View the 5G Satellite Networks market research: https://www.juniperresearch.com/researchstore/operators-providers/5g-satellite-networks-research-report
Download a free sample: https://www.juniperresearch.com/whitepapers/5g-satellite-networks-the-17bn-operator
Some analyst say that space-based 5G (which has yet to be standardized) will enable enhanced service to cities but also connects remote regions, including areas without traditional mobile service, ships off-shore, through natural disasters and in contested battlefields. Features of 5G from Space might include: connecting massive numbers of Internet of Things (IoT) sensors and devices.
From a March 14, 2023 Congressional Research Service In Focus report, National Security Implications of 5G Mobile Technologies:
5G mobile technologies will increase the speed of data transfer and improve bandwidth over existing fourth generation (4G) technologies, in turn enabling new military and commercial applications. 5G technologies are expected to support interconnected or autonomous devices, such as smart homes, self-driving vehicles, precision agriculture systems, industrial machinery, and advanced robotics. 5G for the military could additionally improve intelligence, surveillance, and reconnaissance (ISR) systems and processing; enable new methods of command and control (C2); and streamline logistics systems for increased efficiency, among other uses.

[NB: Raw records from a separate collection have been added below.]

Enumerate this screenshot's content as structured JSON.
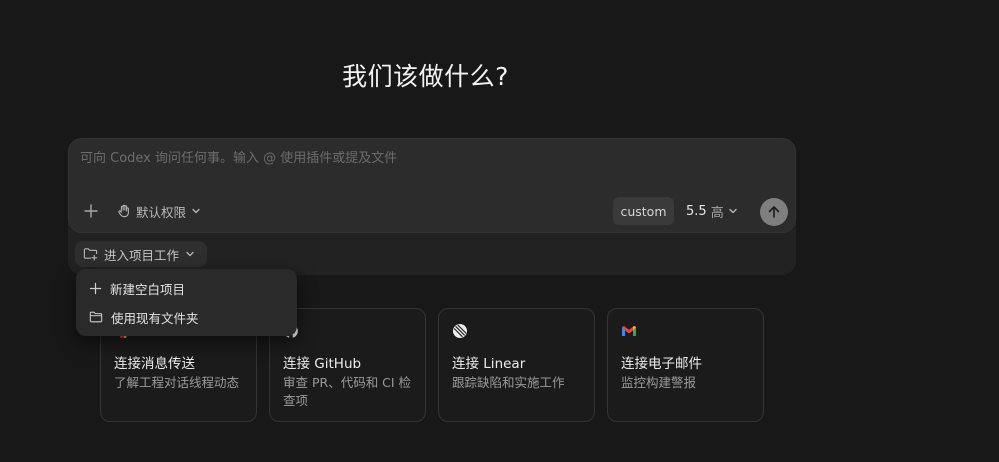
{
  "hero": {
    "title": "我们该做什么?"
  },
  "composer": {
    "placeholder": "可向 Codex 询问任何事。输入 @ 使用插件或提及文件",
    "permission_label": "默认权限",
    "custom_label": "custom",
    "model_version": "5.5",
    "model_effort": "高"
  },
  "project": {
    "label": "进入项目工作"
  },
  "dropdown": {
    "items": [
      {
        "label": "新建空白项目",
        "icon": "plus-icon"
      },
      {
        "label": "使用现有文件夹",
        "icon": "folder-icon"
      }
    ]
  },
  "cards": [
    {
      "title": "连接消息传送",
      "desc": "了解工程对话线程动态",
      "icon": "slack-icon"
    },
    {
      "title": "连接 GitHub",
      "desc": "审查 PR、代码和 CI 检查项",
      "icon": "github-icon"
    },
    {
      "title": "连接 Linear",
      "desc": "跟踪缺陷和实施工作",
      "icon": "linear-icon"
    },
    {
      "title": "连接电子邮件",
      "desc": "监控构建警报",
      "icon": "gmail-icon"
    }
  ],
  "colors": {
    "background": "#181818",
    "composer": "#2c2c2c",
    "send_button": "#7f7f7f",
    "gmail_red": "#ea4335",
    "gmail_blue": "#4285f4",
    "gmail_green": "#34a853",
    "gmail_yellow": "#fbbc05"
  }
}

As 5G technologies are developed and deployed, Congress may consider policies for spectrum management and national security, as well as implications for U.S. military operations.
U.S. military leaders are telling the wireless and satellite industries they see great potential in 5G, and they’re asking for standards, open interfaces and simple devices.

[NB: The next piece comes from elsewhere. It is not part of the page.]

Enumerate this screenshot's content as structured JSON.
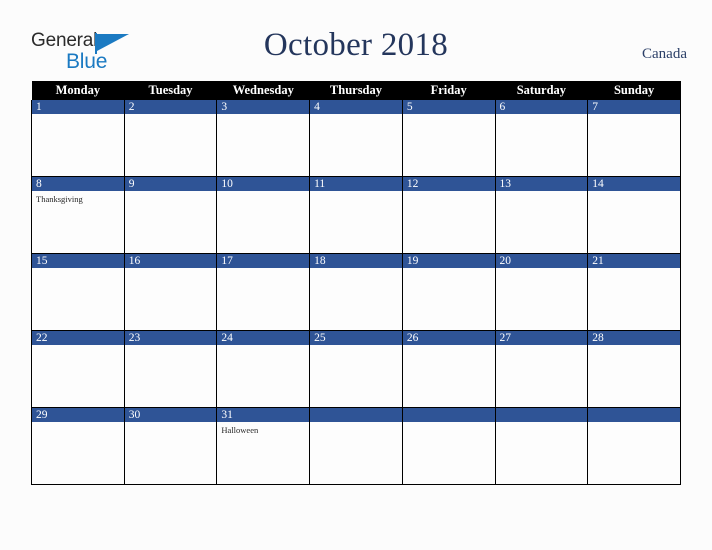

“I am excited to see what the next couple of years will bring,” said Brigadier General Steve Butow, space portfolio director at the U.S. Defense Innovation Unit. “It is important to take advantage of technologies produced at scale.” Butow joined Colonel Joseph Roberts, assistant program executive officer, PEO C3T, U.S. Army, on a panel at SATELLITE 2023 entitled “The Role of Space-Based 5G in Military Communications.” Executives from defense contractor Lockheed Martin and satellite giant Hughes were also on the panel.
Roberts said space-based 5G can be a “game changer” because it creates “the opportunity to connect every soldier on the battlefield.” Butow encouraged the wireless industry to “migrate to open architectures.” He said that if the industry adopts open interfaces it will “create an environment where we can do lots of business with you.”
Source: Getty Images
At least one satellite operator is also advocating for open interfaces for the wireless infrastructure industry. Open RAN is a top priority for HughesNet® in its work with Dish Network, explained Rick Lober, VP and GM at Hughes’ government and defense division. “We are pushing that very hard,” he said, adding “I’m not sure everyone is on board.”
Lober added that he hopes users of network infrastructure will take full advantage of open RAN by working with a diverse set of vendors. “If you are going to have a program that is about open standards, do not award it to one company,” he said.
Dawna Morningstar, director, next generation solutions at Lockheed Martin, said industry standards are “the critical underpinning” that enables interoperability and scalability. She said Lockheed Martin is actively engaged with wireless industry standards boards. She highlighted 3GPP Release 17’s (not a standard) inclusion of interoperability with non-terrestrial networks. “We can now have these open solutions for air and space that can integrate seamlessly with the terrestrial networks,” she said. “We can get the intelligence down where it needs to be, and back up and distributed.”
Verizon’s Cory Davis, AVP Public Safety at Frontline, said the military is interested in portable 5G private network solutions. Verizon’s Tactical Humanitarian Operations Response (THOR) 5G on wheels has the capabilities the military wants, Davis said, but the form factor is too big for some use cases. “They want to put THOR in a backpack and take it to the desert,” Davis said.